Indexed on: 11 Sep '13Published on: 11 Sep '13Published in: Journal of Surgical Education

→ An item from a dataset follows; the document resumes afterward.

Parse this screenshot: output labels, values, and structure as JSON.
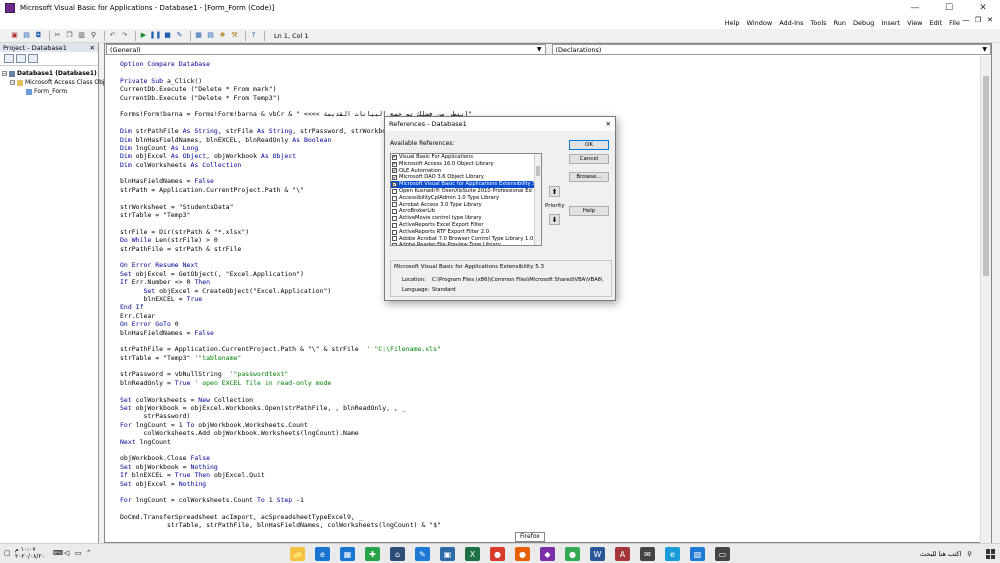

To assess the Southeast Section of the American Urological Association (SESAUA) trainee exposure to and thoughts on robotic simulation.Questionnaire-based study of SESAUA residency trainees to determine their access to robotic simulation, live robotic experience to date, and opinion regarding the adequacy of current robotic training.Three trainees from each SESAUA training program were invited to Orlando, Florida for a formal 2-day robotic training course. Day 1 was a 3-component didactic session. Day 2 involved faculty directing the trainees in set tasks on a live porcine model for 4 hours and another 4 hours on the Mimic dV-Trainer (Mimic Technologies, Inc, Seattle, WA) for directed exercises.Thirty-two trainees from 14 programs in the SESAUA participated in the course and filled out a 1-page, 8-item questionnaire following their simulator exposure.Seventeen (53.1%) trainees, including 5 urology year-3 trainees, reported never having had robotic console time. Of the trainees, 65.6% (21 of 32) had access to the Mimic dV-Trainer or Mimic "backpack" whereas 10 had no exposure to robotic simulation; 84.4% (27 of 32) felt that the simulator replicated real-life robotic console surgery and 90.6% (29 of 32) felt the simulator was helpful or would be helpful for training in their program. Trainees felt the "tubes 2" drill, which mimics a vesicourethral anastomosis, was the most difficult drill to perform.A majority of trainees in the SESAUA have had limited to no robotic console time. A high number of resident trainees in the SESAUA have exposure to virtual reality robotic simulation. Trainees believe that the simulator replicates real-life robotic console movements and almost all believe they would be benefit from having access to robotic simulation.